Start of RECORDS SUPPLIED

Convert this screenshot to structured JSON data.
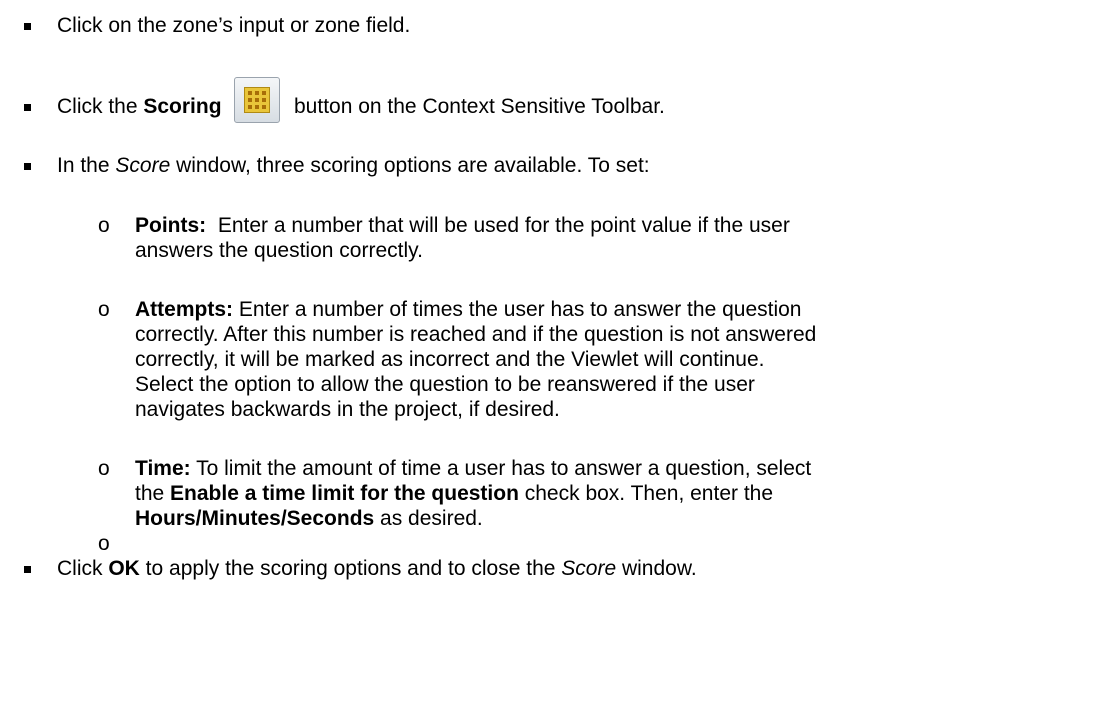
{
  "steps": [
    {
      "text": "Click on the zone’s input or zone field."
    },
    {
      "pre": "Click the ",
      "bold": "Scoring",
      "post": "button on the Context Sensitive Toolbar.",
      "icon": "scoring-icon"
    },
    {
      "pre": "In the ",
      "italic": "Score",
      "post": " window, three scoring options are available. To set:"
    },
    {
      "pre": "Click ",
      "bold": "OK",
      "mid": " to apply the scoring options and to close the ",
      "italic": "Score",
      "post": " window."
    }
  ],
  "options": [
    {
      "bullet": "o",
      "label": "Points:",
      "lines": [
        "  Enter a number that will be used for the point value if the user",
        "answers the question correctly."
      ]
    },
    {
      "bullet": "o",
      "label": "Attempts:",
      "lines": [
        " Enter a number of times the user has to answer the question",
        "correctly. After this number is reached and if the question is not answered",
        "correctly, it will be marked as incorrect and the Viewlet will continue.",
        "Select the option to allow the question to be reanswered if the user",
        "navigates backwards in the project, if desired."
      ]
    },
    {
      "bullet": "o",
      "label": "Time:",
      "line1_pre": " To limit the amount of time a user has to answer a question, select",
      "line2_pre": "the ",
      "line2_bold": "Enable a time limit for the question",
      "line2_post": " check box. Then, enter the",
      "line3_bold": "Hours/Minutes/Seconds",
      "line3_post": " as desired."
    },
    {
      "bullet": "o"
    }
  ]
}
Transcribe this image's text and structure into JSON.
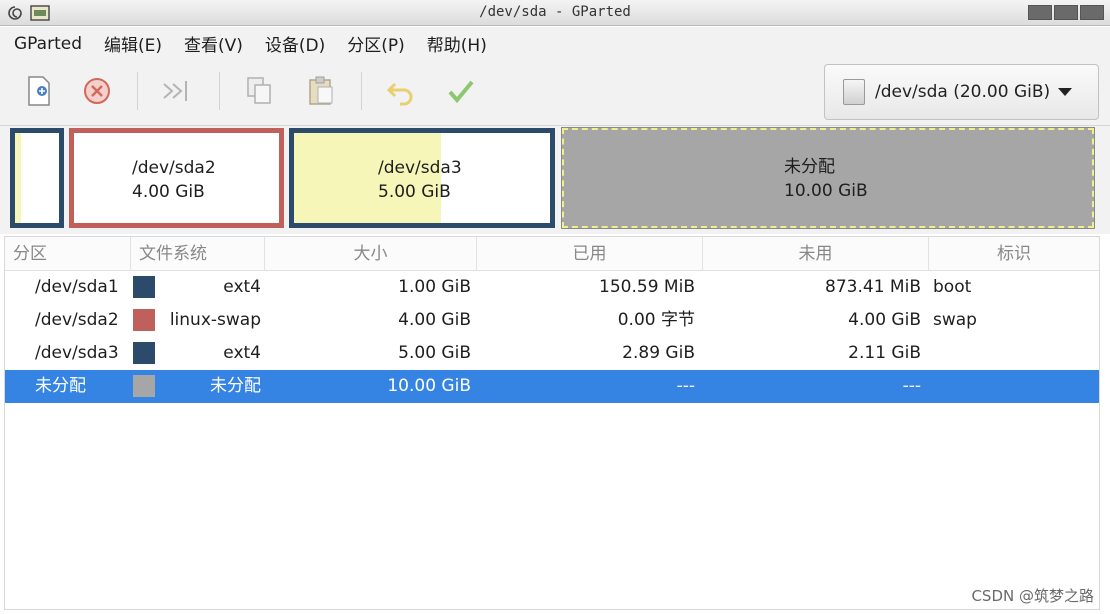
{
  "window": {
    "title": "/dev/sda - GParted"
  },
  "icons": {
    "system_menu": "swirl-icon",
    "app": "gparted-app-icon"
  },
  "menu": [
    {
      "label": "GParted"
    },
    {
      "label": "编辑(E)"
    },
    {
      "label": "查看(V)"
    },
    {
      "label": "设备(D)"
    },
    {
      "label": "分区(P)"
    },
    {
      "label": "帮助(H)"
    }
  ],
  "toolbar": {
    "tools": [
      "new-partition-icon",
      "delete-icon",
      "resize-move-icon",
      "copy-icon",
      "paste-icon",
      "undo-icon",
      "apply-icon"
    ],
    "device_label": "/dev/sda (20.00 GiB)"
  },
  "visualization": {
    "sda2": {
      "name": "/dev/sda2",
      "size": "4.00 GiB"
    },
    "sda3": {
      "name": "/dev/sda3",
      "size": "5.00 GiB"
    },
    "unallocated": {
      "name": "未分配",
      "size": "10.00 GiB"
    }
  },
  "table": {
    "columns": {
      "partition": "分区",
      "filesystem": "文件系统",
      "size": "大小",
      "used": "已用",
      "unused": "未用",
      "flags": "标识"
    },
    "rows": [
      {
        "partition": "/dev/sda1",
        "color": "#2c4a6a",
        "filesystem": "ext4",
        "size": "1.00 GiB",
        "used": "150.59 MiB",
        "unused": "873.41 MiB",
        "flags": "boot"
      },
      {
        "partition": "/dev/sda2",
        "color": "#c0605a",
        "filesystem": "linux-swap",
        "size": "4.00 GiB",
        "used": "0.00 字节",
        "unused": "4.00 GiB",
        "flags": "swap"
      },
      {
        "partition": "/dev/sda3",
        "color": "#2c4a6a",
        "filesystem": "ext4",
        "size": "5.00 GiB",
        "used": "2.89 GiB",
        "unused": "2.11 GiB",
        "flags": ""
      },
      {
        "partition": "未分配",
        "color": "#a6a6a6",
        "filesystem": "未分配",
        "size": "10.00 GiB",
        "used": "---",
        "unused": "---",
        "flags": ""
      }
    ],
    "selected_row": 3
  },
  "colors": {
    "selection": "#3584e4",
    "ext4": "#2c4a6a",
    "linux_swap": "#c0605a",
    "unallocated": "#a6a6a6",
    "used_fill": "#f6f6b8"
  },
  "watermark": "CSDN @筑梦之路"
}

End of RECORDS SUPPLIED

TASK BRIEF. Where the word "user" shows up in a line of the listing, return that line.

SOLUTION FOR THIS TASK.
        "  Enter a number that will be used for the point value if the user",
        " Enter a number of times the user has to answer the question",
        "Select the option to allow the question to be reanswered if the user",
      "line1_pre": " To limit the amount of time a user has to answer a question, select",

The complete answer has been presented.